(Excerpts from an interface dataset)
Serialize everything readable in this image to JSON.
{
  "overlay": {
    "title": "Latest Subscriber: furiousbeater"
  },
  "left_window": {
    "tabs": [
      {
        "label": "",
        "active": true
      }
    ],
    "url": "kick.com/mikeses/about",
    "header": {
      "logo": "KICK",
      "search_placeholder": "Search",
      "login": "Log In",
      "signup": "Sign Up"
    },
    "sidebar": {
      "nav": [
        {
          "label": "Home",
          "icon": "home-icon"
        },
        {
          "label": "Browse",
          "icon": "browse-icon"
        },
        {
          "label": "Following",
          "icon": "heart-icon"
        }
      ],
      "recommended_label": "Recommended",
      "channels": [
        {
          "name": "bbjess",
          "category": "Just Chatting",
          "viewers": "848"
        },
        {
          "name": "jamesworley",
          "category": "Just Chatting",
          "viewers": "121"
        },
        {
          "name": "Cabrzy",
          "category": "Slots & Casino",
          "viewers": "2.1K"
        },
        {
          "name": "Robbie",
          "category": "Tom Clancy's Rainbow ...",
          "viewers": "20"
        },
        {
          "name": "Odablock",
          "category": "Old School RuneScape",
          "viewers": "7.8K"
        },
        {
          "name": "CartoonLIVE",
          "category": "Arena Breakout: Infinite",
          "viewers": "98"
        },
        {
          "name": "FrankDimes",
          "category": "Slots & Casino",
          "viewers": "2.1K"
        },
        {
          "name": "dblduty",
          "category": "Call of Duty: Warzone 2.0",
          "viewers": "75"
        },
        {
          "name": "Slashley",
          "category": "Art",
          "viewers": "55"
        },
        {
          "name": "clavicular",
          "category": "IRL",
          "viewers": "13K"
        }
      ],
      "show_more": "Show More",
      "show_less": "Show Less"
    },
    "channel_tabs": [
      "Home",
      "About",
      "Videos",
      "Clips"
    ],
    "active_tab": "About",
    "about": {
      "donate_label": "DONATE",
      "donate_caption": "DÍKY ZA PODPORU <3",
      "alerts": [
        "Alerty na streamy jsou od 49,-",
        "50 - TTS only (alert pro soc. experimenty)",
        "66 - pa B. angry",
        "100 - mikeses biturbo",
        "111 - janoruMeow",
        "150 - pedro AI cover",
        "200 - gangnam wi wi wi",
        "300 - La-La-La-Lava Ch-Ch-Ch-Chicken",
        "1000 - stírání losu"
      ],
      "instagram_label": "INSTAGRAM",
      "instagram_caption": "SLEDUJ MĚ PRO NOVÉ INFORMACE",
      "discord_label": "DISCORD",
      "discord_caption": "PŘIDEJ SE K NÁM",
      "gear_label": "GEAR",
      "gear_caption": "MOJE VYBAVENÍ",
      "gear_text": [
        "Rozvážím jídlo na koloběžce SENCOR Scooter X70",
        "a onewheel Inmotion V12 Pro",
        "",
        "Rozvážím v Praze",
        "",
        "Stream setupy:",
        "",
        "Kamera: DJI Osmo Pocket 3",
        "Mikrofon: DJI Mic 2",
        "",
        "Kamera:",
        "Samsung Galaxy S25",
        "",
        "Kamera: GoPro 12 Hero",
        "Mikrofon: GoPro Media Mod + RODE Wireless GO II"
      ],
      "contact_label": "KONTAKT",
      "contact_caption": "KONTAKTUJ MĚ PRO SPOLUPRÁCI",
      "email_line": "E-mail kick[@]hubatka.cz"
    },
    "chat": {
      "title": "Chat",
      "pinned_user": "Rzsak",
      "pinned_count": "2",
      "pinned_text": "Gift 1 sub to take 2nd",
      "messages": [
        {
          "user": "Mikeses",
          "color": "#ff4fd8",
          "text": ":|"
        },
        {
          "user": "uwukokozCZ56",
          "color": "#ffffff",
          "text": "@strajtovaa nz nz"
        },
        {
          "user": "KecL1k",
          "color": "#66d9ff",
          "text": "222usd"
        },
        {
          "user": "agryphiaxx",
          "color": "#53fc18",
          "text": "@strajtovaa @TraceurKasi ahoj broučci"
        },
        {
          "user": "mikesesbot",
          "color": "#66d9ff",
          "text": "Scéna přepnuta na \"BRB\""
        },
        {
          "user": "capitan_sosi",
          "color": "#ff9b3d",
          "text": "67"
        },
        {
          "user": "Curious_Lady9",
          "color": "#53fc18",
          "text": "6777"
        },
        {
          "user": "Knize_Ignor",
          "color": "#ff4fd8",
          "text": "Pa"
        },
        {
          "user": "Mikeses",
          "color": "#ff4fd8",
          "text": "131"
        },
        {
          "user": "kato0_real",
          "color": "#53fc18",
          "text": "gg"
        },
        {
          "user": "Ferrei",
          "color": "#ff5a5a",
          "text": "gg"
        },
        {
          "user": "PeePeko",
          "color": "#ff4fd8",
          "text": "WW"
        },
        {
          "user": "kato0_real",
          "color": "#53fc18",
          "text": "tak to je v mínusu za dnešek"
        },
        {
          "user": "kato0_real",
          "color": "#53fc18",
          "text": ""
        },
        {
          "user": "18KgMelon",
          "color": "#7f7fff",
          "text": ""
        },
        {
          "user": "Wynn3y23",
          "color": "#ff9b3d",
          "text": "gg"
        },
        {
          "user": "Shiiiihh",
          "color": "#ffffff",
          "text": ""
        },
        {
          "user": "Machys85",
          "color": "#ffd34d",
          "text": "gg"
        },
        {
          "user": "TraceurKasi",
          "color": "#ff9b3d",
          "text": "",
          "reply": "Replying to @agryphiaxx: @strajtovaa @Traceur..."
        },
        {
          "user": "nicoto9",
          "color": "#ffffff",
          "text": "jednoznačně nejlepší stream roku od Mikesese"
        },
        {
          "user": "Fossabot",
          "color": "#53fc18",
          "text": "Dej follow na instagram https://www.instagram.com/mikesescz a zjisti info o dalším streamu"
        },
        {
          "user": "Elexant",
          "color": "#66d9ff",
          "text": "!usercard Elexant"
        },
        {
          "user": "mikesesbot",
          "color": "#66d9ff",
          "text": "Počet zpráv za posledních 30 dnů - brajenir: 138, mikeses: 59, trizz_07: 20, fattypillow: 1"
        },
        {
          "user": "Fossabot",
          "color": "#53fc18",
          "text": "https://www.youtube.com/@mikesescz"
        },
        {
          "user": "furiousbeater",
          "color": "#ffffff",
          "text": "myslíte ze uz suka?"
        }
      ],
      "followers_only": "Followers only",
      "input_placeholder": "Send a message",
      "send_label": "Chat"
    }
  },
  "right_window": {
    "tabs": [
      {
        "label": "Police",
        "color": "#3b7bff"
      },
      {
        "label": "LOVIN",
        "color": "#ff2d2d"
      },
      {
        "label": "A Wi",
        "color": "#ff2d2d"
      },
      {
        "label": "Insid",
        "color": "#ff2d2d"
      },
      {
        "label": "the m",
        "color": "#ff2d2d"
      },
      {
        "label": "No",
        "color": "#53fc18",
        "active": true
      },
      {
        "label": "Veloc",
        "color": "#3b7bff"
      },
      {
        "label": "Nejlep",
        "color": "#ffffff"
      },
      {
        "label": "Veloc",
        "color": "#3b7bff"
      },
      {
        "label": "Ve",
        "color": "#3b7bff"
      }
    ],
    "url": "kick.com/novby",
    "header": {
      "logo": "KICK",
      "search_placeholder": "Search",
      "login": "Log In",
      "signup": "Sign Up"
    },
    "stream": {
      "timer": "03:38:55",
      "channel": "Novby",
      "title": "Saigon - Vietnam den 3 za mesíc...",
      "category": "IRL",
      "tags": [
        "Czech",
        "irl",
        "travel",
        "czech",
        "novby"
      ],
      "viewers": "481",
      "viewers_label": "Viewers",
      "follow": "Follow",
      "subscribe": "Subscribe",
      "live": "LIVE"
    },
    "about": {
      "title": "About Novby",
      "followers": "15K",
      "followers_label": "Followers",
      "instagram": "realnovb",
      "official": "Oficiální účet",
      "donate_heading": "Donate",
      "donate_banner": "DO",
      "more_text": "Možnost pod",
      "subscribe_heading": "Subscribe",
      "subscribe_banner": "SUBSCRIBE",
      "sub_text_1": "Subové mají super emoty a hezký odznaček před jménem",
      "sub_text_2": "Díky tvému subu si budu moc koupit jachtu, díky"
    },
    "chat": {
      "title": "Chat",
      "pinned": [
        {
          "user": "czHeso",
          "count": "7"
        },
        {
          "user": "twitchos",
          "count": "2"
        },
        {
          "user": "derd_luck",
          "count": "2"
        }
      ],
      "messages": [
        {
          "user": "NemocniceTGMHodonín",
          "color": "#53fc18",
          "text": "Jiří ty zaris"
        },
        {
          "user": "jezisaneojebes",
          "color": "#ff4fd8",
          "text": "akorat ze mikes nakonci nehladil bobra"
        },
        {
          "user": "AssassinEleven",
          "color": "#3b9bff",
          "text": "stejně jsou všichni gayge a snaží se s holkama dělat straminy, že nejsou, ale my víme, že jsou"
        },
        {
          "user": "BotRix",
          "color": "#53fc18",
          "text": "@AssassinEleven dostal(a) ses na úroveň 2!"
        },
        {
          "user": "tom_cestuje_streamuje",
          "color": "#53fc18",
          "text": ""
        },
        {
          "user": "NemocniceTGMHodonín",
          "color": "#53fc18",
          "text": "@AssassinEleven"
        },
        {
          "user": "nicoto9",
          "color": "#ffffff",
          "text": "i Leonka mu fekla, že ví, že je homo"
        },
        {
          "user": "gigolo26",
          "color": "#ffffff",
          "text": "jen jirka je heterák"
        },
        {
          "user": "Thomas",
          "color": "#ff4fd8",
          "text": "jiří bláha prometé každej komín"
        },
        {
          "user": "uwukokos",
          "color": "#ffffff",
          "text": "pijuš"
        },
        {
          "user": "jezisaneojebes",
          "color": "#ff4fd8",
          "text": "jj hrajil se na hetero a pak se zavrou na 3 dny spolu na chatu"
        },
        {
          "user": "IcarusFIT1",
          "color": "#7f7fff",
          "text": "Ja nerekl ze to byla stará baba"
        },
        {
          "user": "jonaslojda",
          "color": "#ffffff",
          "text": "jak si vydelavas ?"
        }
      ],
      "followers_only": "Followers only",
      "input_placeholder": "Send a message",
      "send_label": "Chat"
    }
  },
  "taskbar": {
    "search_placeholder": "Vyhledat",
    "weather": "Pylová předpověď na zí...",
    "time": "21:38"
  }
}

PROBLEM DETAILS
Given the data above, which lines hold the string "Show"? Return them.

SOLUTION TO THIS TASK
      "show_more": "Show More",
      "show_less": "Show Less"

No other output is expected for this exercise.